Unfinished... Works From the Courtauld Gallery

This year’s summer showcase brings together paintings, drawings, prints and sculpture from the Renaissance to the early 20th century, all described as 'unfinished'.

Drawn from the gallery's permanent collection, these incomplete works have each been left at their own unique stage of creation. Seen together they provide an illuminating insight into the creative process of an artist. 

A work could be left unfinished for a multitude of reasons, as this show explores. The artist may have died mid-process or purposefully abandoned the piece because of their dissatisfaction with its progress. For example Edgar Degas’s Lady with a Parasol – in some areas painted with great delicacy, in others only roughly sketched – remained in his studio until his death, suggesting perhaps he hoped to complete it one day. 

It is also the case that artworks were sometimes deliberately left in an 'unfinished' state; the Impressionists were often accused by critics of not completing their canvases. Paul Cézanne’s Route Tournante (Turning Road) displays large areas of bare canvas, deeming it incomplete by conventional academic standards of the time. Today however, it is seen as a signifier of his avant-garde style.

Don't miss

Perino del Vaga’s Holy Family with Saint John the Baptist offers a rare glimpse into the early stages of painting in the Renaissance. While artists of this period usually went to great length to cover up all traces of their process, here they are exposed; some areas of the work have been skillfully and minutely painted, while others are only pen marks on the bare canvas. 

Venue details

The Courtauld Gallery Somerset House, Strand London WC2R 0RN 020 7848 2526 www.courtauld.ac.uk

Entry details

Free with National Art Pass (standard entry £7)

Daily, 10am – 6pm (last admission 5.30pm)
24 Dec, 10am – 4pm
Closed 25 and 26 Dec

Member offers
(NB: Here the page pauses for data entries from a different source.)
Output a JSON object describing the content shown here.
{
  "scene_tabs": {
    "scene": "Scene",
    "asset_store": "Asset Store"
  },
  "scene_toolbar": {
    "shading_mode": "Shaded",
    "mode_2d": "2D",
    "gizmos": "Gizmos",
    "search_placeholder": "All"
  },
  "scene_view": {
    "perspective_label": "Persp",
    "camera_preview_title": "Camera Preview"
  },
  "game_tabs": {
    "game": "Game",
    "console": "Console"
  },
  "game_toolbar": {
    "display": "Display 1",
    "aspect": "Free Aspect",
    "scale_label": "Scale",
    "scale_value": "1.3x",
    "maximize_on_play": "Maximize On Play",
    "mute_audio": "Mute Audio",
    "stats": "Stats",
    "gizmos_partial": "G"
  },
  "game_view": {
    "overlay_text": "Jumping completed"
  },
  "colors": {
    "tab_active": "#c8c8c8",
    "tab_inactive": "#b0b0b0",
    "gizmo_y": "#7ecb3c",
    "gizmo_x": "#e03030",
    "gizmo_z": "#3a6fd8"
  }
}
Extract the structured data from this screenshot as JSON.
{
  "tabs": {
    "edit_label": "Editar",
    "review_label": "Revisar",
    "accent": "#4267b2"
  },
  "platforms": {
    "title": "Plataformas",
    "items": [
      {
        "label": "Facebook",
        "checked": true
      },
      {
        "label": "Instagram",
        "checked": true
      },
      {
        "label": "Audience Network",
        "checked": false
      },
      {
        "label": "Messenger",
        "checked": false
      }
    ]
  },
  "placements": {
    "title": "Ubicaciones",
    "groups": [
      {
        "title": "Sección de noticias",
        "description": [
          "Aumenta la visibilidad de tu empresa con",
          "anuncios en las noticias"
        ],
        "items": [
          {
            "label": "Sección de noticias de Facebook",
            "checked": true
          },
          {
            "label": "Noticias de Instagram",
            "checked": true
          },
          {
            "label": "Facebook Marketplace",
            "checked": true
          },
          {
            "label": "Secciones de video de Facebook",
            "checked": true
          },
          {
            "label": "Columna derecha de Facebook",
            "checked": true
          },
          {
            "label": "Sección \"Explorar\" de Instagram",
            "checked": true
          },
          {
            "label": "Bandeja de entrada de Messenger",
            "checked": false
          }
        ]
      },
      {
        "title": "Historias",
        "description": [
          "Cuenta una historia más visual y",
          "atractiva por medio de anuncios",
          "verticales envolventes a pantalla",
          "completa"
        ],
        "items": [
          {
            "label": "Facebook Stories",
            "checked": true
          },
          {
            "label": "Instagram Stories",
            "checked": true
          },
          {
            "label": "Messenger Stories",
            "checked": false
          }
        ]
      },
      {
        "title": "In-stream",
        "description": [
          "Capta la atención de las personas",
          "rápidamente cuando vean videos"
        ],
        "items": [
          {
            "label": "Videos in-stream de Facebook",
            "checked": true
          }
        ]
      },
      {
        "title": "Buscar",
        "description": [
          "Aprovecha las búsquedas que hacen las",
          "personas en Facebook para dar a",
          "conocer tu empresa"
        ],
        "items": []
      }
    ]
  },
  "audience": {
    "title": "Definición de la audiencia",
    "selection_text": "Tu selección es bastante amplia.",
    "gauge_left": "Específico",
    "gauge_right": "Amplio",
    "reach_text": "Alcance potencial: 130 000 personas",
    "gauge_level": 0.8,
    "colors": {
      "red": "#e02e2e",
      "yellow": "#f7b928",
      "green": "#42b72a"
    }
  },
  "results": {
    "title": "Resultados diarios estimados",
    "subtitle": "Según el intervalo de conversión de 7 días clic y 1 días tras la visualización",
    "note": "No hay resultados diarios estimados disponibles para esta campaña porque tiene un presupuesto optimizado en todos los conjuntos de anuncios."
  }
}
10% off shop purchases

Reviews (1)

  • Jean, London
  • 10 August 2015 - 16:53
  • I loved this small exhibition. Some great insights into how the artists worked.